TASK DESCRIPTION
Whenever a line in this data holds the word "title", report that line in full.
--- GIVEN INFORMATION Enclosed Below ---
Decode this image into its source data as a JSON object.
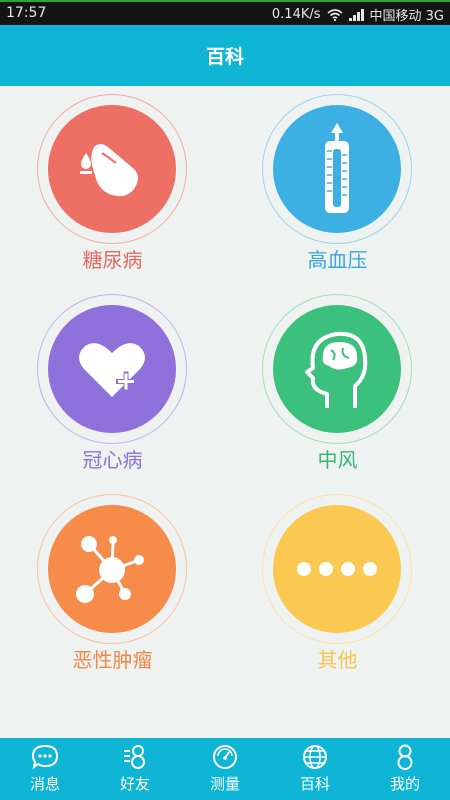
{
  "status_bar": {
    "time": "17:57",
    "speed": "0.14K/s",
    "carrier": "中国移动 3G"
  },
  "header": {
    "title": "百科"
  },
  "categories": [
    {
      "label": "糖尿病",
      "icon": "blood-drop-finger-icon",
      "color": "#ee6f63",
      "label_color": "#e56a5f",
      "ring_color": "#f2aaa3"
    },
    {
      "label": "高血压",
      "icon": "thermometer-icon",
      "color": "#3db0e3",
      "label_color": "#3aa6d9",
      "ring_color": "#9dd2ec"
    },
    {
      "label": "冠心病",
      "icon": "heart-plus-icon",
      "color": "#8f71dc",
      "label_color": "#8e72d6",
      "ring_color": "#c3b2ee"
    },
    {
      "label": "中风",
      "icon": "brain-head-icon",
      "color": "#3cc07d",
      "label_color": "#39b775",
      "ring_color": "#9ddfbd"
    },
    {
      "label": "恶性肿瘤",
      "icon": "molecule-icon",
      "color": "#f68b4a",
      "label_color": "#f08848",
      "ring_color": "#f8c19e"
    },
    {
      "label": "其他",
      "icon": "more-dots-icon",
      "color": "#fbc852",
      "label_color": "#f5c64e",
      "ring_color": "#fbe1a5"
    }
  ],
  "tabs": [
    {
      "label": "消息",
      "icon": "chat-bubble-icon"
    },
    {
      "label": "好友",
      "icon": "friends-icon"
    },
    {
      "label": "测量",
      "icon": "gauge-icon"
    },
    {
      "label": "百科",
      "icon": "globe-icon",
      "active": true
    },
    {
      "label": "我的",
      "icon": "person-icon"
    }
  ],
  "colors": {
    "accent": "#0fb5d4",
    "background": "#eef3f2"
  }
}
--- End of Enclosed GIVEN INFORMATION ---
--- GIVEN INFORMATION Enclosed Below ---
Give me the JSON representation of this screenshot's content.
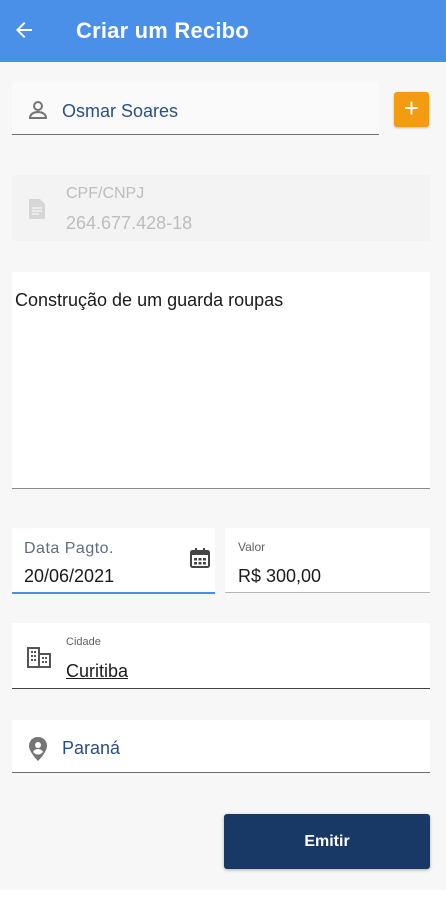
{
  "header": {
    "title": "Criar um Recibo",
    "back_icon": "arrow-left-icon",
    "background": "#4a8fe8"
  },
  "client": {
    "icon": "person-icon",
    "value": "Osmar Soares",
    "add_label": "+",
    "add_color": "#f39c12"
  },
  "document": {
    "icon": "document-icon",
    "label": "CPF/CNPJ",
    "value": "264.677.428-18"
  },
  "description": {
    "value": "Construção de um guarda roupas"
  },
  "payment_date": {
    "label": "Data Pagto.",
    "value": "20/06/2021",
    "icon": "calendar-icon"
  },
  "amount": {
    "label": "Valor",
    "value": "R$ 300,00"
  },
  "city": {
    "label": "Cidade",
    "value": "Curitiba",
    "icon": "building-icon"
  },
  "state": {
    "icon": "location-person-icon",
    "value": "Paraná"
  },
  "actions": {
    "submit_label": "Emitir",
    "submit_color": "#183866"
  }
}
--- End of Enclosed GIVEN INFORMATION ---
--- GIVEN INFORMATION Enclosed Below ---
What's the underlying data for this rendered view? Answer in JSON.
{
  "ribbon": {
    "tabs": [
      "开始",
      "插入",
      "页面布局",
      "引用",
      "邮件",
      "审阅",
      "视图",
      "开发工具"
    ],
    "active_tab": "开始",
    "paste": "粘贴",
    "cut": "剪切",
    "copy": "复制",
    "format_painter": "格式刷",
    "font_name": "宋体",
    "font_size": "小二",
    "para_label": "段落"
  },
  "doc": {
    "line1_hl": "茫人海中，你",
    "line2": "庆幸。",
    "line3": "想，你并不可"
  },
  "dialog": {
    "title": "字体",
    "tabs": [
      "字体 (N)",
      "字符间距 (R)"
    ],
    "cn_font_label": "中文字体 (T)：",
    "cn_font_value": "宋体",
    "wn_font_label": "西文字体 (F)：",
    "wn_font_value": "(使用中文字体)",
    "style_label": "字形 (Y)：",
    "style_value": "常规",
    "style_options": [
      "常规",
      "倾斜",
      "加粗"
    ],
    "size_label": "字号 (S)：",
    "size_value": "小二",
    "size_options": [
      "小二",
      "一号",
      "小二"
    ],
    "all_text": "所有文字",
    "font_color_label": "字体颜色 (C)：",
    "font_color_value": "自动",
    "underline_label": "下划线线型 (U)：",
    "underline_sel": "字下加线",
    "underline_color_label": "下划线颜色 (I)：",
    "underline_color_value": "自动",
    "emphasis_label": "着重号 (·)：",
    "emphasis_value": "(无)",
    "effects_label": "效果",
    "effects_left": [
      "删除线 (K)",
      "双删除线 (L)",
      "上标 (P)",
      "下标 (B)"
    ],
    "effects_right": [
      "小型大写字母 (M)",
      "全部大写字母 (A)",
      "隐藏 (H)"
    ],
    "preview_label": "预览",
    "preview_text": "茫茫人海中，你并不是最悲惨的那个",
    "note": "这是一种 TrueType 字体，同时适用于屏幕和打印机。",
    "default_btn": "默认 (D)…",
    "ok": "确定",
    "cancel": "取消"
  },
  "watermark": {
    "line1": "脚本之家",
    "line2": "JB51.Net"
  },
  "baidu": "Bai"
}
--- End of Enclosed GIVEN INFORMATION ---
ANSWER TO THIS PROBLEM
    "title": "百科"
    "title": "Criar um Recibo",
    "title": "字体",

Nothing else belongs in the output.